**Items from an interface collection**
BEGIN

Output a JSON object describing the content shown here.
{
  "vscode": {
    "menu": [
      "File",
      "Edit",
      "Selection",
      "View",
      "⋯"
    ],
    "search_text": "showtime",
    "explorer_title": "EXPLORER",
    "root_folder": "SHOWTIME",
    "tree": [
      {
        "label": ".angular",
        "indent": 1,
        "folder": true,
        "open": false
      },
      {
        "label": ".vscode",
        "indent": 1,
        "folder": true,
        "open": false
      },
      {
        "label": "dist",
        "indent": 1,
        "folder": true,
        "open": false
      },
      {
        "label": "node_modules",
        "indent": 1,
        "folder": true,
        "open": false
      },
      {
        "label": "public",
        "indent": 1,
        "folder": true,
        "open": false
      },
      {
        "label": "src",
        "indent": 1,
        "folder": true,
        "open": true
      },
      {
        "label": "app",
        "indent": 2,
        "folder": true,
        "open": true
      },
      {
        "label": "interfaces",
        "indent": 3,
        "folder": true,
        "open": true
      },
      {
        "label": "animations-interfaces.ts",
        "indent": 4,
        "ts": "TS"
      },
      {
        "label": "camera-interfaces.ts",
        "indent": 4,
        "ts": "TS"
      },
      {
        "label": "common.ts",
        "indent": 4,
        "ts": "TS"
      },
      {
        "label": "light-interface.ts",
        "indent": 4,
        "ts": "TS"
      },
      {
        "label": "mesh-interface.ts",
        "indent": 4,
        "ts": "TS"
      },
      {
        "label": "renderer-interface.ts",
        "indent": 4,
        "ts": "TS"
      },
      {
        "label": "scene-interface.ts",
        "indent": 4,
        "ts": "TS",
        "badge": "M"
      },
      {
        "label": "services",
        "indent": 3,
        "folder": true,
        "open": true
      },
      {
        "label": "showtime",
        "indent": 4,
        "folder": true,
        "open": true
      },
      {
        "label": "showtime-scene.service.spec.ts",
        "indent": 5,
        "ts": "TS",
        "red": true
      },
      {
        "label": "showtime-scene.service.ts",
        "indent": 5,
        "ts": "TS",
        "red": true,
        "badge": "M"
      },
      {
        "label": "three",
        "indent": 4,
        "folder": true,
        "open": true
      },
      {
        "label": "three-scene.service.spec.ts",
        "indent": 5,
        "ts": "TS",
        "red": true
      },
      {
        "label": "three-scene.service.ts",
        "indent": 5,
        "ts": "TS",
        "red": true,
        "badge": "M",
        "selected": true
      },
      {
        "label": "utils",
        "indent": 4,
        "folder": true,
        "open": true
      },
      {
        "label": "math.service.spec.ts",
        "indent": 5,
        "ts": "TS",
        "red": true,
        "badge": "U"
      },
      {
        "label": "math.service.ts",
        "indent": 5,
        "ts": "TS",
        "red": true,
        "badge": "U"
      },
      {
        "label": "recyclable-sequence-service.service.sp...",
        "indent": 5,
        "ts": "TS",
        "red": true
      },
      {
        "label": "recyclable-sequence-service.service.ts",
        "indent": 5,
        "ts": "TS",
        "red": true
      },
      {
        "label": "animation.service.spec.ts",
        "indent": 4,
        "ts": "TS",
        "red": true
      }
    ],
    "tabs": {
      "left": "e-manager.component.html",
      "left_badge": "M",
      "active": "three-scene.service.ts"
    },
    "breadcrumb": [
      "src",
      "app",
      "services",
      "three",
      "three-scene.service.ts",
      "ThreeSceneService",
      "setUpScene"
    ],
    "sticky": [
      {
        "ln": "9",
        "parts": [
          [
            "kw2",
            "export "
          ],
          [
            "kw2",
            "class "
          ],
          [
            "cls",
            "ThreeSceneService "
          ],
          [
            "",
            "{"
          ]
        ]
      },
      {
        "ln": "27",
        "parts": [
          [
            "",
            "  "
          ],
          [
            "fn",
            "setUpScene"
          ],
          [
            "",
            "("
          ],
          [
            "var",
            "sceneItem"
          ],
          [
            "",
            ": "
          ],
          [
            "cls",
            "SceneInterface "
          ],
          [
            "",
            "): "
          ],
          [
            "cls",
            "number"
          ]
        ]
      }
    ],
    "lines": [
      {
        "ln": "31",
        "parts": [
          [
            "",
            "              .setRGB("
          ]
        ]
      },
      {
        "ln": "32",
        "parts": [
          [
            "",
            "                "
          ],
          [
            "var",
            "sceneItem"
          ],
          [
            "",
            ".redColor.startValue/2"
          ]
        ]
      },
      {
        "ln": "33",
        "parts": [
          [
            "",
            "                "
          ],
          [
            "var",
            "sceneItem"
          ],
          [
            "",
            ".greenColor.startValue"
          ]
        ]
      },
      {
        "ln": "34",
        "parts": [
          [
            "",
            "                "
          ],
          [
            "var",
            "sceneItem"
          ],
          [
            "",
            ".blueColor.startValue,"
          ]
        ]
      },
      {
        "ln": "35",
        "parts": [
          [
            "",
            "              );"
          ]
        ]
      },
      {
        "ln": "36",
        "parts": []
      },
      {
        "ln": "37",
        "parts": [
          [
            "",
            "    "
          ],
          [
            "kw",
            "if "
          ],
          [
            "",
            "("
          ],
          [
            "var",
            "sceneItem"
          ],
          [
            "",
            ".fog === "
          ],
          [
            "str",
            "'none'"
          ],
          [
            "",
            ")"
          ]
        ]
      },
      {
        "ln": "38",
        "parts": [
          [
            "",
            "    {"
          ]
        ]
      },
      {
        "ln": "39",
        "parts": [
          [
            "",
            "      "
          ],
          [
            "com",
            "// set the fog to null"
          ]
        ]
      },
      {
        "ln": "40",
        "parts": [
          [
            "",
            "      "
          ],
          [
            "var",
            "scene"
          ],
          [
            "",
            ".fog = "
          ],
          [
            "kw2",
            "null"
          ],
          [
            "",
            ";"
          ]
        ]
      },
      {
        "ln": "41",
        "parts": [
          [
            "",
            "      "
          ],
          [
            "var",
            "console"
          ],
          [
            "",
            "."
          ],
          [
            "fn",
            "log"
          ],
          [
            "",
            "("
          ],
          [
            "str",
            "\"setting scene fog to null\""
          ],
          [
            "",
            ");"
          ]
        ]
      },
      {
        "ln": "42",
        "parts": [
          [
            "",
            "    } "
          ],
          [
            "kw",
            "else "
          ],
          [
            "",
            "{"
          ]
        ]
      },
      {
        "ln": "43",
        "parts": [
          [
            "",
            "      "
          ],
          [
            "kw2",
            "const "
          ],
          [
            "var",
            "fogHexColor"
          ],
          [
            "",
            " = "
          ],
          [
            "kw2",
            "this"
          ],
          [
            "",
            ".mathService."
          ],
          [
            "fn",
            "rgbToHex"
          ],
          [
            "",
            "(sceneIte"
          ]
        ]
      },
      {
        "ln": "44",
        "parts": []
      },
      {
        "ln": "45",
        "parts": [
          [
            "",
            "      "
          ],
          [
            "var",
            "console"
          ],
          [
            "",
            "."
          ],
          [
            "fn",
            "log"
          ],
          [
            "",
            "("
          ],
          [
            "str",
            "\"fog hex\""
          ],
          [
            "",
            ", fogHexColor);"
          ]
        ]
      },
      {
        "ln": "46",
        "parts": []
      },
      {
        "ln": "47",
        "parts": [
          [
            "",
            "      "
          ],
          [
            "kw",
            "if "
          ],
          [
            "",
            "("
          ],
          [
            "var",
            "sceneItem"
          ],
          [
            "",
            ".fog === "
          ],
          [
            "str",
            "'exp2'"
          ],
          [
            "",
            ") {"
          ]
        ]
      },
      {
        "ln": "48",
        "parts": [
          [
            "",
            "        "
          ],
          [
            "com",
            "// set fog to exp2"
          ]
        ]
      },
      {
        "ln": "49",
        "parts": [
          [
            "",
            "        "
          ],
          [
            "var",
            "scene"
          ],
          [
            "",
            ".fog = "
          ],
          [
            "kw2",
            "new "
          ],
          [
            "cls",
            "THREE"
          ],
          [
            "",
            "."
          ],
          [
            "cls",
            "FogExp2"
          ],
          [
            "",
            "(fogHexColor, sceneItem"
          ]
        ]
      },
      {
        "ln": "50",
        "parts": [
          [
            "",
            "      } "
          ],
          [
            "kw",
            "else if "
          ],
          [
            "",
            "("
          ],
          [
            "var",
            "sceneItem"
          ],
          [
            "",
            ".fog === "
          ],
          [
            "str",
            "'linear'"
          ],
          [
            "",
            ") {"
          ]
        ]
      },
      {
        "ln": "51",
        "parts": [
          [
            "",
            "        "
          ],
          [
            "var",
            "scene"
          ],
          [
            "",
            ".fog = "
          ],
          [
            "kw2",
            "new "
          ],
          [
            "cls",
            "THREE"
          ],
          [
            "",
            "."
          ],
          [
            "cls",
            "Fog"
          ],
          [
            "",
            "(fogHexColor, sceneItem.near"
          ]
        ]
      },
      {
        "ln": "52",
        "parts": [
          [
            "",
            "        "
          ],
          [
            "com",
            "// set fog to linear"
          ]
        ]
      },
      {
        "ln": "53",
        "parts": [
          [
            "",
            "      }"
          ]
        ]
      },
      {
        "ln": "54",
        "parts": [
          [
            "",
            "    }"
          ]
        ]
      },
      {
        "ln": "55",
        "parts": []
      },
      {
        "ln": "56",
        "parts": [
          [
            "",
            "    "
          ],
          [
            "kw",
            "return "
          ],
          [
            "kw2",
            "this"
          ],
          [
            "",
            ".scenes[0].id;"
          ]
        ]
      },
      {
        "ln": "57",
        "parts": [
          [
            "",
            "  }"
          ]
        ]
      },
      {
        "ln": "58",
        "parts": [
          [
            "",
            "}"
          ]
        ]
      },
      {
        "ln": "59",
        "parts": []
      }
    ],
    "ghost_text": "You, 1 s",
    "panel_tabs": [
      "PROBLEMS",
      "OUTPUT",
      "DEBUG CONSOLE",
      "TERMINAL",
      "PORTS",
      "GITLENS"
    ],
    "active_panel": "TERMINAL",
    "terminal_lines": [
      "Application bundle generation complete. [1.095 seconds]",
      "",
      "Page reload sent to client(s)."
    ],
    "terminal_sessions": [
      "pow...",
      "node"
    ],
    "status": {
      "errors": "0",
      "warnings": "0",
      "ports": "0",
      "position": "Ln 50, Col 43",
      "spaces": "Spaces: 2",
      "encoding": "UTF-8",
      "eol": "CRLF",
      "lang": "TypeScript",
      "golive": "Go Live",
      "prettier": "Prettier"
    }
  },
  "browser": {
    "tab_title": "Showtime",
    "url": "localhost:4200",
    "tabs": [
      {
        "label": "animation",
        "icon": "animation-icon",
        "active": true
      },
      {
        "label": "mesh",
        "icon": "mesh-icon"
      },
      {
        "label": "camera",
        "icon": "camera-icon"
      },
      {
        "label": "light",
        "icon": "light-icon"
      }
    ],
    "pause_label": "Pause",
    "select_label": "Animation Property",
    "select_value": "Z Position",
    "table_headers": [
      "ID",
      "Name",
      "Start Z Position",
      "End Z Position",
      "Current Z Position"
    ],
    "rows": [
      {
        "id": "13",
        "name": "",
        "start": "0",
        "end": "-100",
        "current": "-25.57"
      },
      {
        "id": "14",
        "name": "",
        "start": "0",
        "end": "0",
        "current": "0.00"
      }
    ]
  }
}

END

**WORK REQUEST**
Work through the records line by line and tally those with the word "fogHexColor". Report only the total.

**YOUR RESPONSE**
4